Skagway School. (Greta Mart)

Skagway School. (Greta Mart)

Skagway has a competitive race for school board. And several political newcomers have thrown their names into the running. Four residents are vying for two open seats.

For Cara Cosgrove, being on the school board wouldn’t be anything new. She’s been working with the group six years and is running for her third term. She says there are certain things she wants to see through. Cosgrove points to the accelerated learner program.

“It was brand new and now we’ve got a year under our belt and we’re evaluating what worked and didn’t work and directions to bring that,” says Cosgrove.

Cosgrove doesn’t have students at the Skagway School anymore, but she thinks it’s important to stay involved.

“Even when my kids were in school I always wanted that perspective of having someone on the board who wasn’t a parent,” says Cosgrove. “I think that’s a very valuable perspective to have.”

Cosgrove has lived in Skagway about 30 years. She used to own the local art gallery Kirmse’s.

She says she sees room for growth in accelerated learning and advanced placement courses, and she’s looking forward to the development of the vo-tech program. Cosgrove says she thinks the district could improve on technology education.

Heather Rodig is also running for a seat on the board. She is new to local politics, but not Skagway.

“I’m raising a fifth generation in Skagway,” says Rodig. “I’m pretty well versed in the community. We have an amazing community. I’m excited for other families to be aware of what there is to offer and to experience our school and our community.”
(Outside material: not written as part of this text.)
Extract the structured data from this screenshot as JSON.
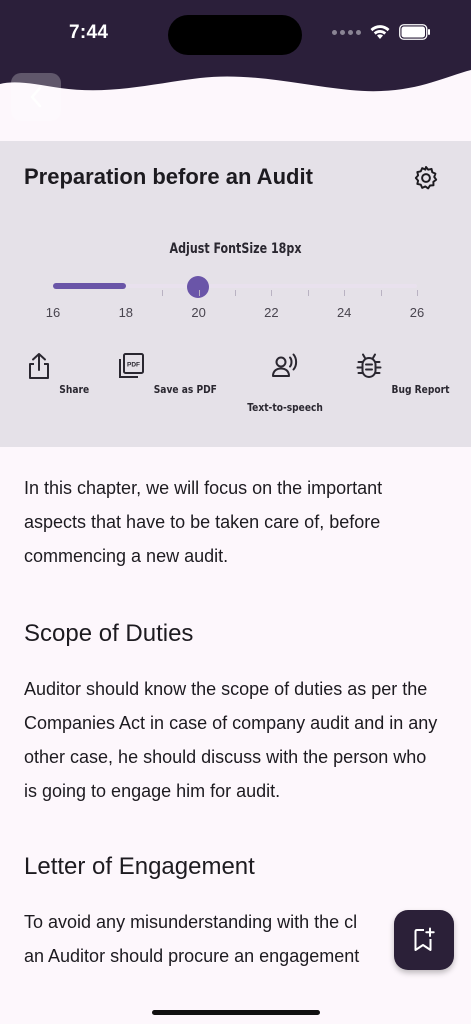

Rodig is a longtime resident who graduated from the Skagway School. Now she has kids of her own in the district.

“I feel like I bring a pretty diverse perspective, having a freshman in college as well as a freshman in High School, as well as an elementary student,” says Rodig. “I think that I would have a good voice for all the different age groups.”

Rodig has been working in finance for over 25 years. She’s currently the treasurer for the municipality. She says that background would give her a leg up on understanding the school’s budget, and help her make educated decisions on purchases.

Rodig points to extracurricular activities as a highlight at the school. She says she’s looking to get more involved in local education.

“I’m excited about how our school does and their performance throughout the testing,” says Rodig. “I just want to get more involved in how decisions are made and be more active in my kids’ education.”

That’s also the case for Chezare Doxey Leipold. Leipold moved to Skagway in May. She’s never held elected office before, but has three kids in school.

“I’m a parent, and my kids are involved. When my kids are involved I like to be involved,” says Leipold.

Leipold says she has served on various school committees in the past, but never on an elected board. She says she wants to be more involved in what students are learning.

“Mostly the curriculum,” says Leipold. “I just want to keep my head as involved in all of it as I can. I’d like to be the first to know about any changes.”

Leipold works at the local post office and volunteers for the fire department.

“We love every aspect of being here,” says Leipold. “We have thrown ourselves into everything. We just want to become as invested with the community as we can.”

Denise Sager has lived in Skagway since 1996.

“I’ve been a community member for a long time,” says Sager.

Her first job in town was at the Westmark Hotel, where she met her husband. She’s held a number of jobs in town since then, and currently works for M&M Tours. Sager has two children in the Skagway School.

“I have been involved in the school throughout the years,” says Sager. “I care about the children and I think that the school is doing a good job as it is. But I also would like to help in any way that I can.”

Sager has never run for elected office before. But, this isn’t the first time she’s thought about it. Sager says she was approached years ago about running for the board. But her kids were younger and the timing wasn’t quite right. Now, she says she’s ready to take on the responsibility.

Sager is happy with how the school district is doing. She points out the number of electives and activities that are available to students.

“I think there is so much variety and opportunity for the kids right now,” says Sager. “I’m sure I will find places that need improving. And when I do find those we’ll work on those if I do become elected.”

She couldn’t name anything in particular she thinks the district can improve on.

“I’ve seen changes throughout the years, since my kids started at Skagway School and I wasn’t sure if I was going to keep them in the school and stay in Skagway,” says Sager. “Now I’ve very happy with the school. There’s not a lot I would change.”

The municipal election is Tuesday, October 3.